## ACTIVITY
Return every line below exactly.

══════════

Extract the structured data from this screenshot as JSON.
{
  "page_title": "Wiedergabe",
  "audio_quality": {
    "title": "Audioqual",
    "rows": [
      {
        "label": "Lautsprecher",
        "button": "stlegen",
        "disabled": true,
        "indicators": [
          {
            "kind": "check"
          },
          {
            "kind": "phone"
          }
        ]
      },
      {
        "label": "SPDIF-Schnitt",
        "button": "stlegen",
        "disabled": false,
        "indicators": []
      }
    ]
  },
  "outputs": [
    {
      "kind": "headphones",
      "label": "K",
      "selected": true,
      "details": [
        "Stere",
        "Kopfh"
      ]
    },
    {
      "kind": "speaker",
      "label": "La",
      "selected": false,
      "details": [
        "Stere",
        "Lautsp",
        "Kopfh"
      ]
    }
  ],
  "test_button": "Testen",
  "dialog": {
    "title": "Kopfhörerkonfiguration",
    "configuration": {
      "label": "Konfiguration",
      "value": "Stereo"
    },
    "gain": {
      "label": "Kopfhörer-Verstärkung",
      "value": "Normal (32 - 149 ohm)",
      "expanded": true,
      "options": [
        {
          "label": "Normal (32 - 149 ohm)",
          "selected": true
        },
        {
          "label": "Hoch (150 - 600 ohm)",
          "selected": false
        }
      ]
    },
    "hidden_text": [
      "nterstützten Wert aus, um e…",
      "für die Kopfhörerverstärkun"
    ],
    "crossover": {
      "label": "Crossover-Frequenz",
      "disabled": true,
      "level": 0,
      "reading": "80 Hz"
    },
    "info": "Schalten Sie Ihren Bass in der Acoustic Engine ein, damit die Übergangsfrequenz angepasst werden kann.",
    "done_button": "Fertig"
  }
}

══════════

## THE COMPLETED TASK
Extract the structured data from this screenshot as JSON.
{
  "page_title": "Wiedergabe",
  "audio_quality": {
    "title": "Audioqual",
    "rows": [
      {
        "label": "Lautsprecher",
        "button": "stlegen",
        "disabled": true,
        "indicators": [
          {
            "kind": "check"
          },
          {
            "kind": "phone"
          }
        ]
      },
      {
        "label": "SPDIF-Schnitt",
        "button": "stlegen",
        "disabled": false,
        "indicators": []
      }
    ]
  },
  "outputs": [
    {
      "kind": "headphones",
      "label": "K",
      "selected": true,
      "details": [
        "Stere",
        "Kopfh"
      ]
    },
    {
      "kind": "speaker",
      "label": "La",
      "selected": false,
      "details": [
        "Stere",
        "Lautsp",
        "Kopfh"
      ]
    }
  ],
  "test_button": "Testen",
  "dialog": {
    "title": "Kopfhörerkonfiguration",
    "configuration": {
      "label": "Konfiguration",
      "value": "Stereo"
    },
    "gain": {
      "label": "Kopfhörer-Verstärkung",
      "value": "Normal (32 - 149 ohm)",
      "expanded": true,
      "options": [
        {
          "label": "Normal (32 - 149 ohm)",
          "selected": true
        },
        {
          "label": "Hoch (150 - 600 ohm)",
          "selected": false
        }
      ]
    },
    "hidden_text": [
      "nterstützten Wert aus, um e…",
      "für die Kopfhörerverstärkun"
    ],
    "crossover": {
      "label": "Crossover-Frequenz",
      "disabled": true,
      "level": 0,
      "reading": "80 Hz"
    },
    "info": "Schalten Sie Ihren Bass in der Acoustic Engine ein, damit die Übergangsfrequenz angepasst werden kann.",
    "done_button": "Fertig"
  }
}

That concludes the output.